## [Records]
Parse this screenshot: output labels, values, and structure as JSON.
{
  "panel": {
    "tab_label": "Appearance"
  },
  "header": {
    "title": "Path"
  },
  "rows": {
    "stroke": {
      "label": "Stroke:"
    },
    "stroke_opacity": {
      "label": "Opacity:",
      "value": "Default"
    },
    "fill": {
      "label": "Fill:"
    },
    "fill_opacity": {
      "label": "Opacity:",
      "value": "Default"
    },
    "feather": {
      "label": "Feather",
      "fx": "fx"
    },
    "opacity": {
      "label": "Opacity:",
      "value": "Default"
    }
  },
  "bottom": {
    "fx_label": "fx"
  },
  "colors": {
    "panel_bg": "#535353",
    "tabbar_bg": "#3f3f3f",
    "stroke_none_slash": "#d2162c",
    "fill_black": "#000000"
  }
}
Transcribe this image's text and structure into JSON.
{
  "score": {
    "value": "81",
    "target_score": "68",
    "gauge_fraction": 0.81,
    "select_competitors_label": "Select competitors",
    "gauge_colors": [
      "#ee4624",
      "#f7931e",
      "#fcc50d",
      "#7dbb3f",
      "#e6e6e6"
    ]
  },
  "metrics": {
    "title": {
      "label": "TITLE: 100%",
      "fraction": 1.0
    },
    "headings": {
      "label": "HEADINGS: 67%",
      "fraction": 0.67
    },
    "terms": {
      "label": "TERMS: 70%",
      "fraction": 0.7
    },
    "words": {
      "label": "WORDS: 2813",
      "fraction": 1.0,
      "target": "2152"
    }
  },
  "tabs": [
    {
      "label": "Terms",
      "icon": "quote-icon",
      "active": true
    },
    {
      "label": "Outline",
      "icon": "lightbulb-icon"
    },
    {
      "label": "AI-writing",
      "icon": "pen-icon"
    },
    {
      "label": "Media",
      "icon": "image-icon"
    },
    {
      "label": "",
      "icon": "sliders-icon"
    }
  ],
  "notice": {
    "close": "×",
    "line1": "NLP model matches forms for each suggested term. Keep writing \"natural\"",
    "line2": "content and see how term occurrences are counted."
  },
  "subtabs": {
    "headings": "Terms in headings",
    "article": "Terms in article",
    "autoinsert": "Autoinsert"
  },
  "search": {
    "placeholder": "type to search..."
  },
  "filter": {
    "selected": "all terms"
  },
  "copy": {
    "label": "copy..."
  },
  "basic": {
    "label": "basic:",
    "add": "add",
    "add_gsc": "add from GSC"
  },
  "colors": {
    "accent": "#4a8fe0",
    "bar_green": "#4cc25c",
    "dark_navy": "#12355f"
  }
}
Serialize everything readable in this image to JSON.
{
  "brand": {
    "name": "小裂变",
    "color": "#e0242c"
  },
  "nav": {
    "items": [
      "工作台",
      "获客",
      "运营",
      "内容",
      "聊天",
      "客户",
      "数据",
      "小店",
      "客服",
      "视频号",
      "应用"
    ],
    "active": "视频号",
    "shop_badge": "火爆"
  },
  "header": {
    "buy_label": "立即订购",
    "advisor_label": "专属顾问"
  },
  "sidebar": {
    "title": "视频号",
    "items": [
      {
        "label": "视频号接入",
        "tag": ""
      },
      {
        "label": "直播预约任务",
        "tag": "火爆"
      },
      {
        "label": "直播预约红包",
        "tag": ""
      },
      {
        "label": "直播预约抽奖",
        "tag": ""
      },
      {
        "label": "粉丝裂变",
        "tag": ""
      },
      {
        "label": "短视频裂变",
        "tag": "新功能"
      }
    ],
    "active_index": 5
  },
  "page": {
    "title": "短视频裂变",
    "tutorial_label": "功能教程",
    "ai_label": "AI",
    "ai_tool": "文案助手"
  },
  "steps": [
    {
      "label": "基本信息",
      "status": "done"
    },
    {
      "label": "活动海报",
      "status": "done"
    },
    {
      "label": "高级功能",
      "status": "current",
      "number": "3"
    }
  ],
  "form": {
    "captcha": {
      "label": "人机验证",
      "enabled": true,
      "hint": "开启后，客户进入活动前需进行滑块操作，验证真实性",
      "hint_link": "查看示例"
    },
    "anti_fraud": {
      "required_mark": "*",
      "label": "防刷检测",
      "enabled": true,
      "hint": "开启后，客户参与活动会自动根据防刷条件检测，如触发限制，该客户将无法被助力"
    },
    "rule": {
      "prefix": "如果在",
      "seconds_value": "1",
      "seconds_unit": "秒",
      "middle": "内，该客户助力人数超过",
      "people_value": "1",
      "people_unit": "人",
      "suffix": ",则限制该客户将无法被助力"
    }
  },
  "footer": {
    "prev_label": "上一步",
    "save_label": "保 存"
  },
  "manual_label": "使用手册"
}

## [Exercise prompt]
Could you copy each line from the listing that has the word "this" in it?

## [Problem solution]
Parse this screenshot: output labels, values, and structure as JSON.
Transcribe this image's text and structure into JSON.
Serialize everything readable in this image to JSON.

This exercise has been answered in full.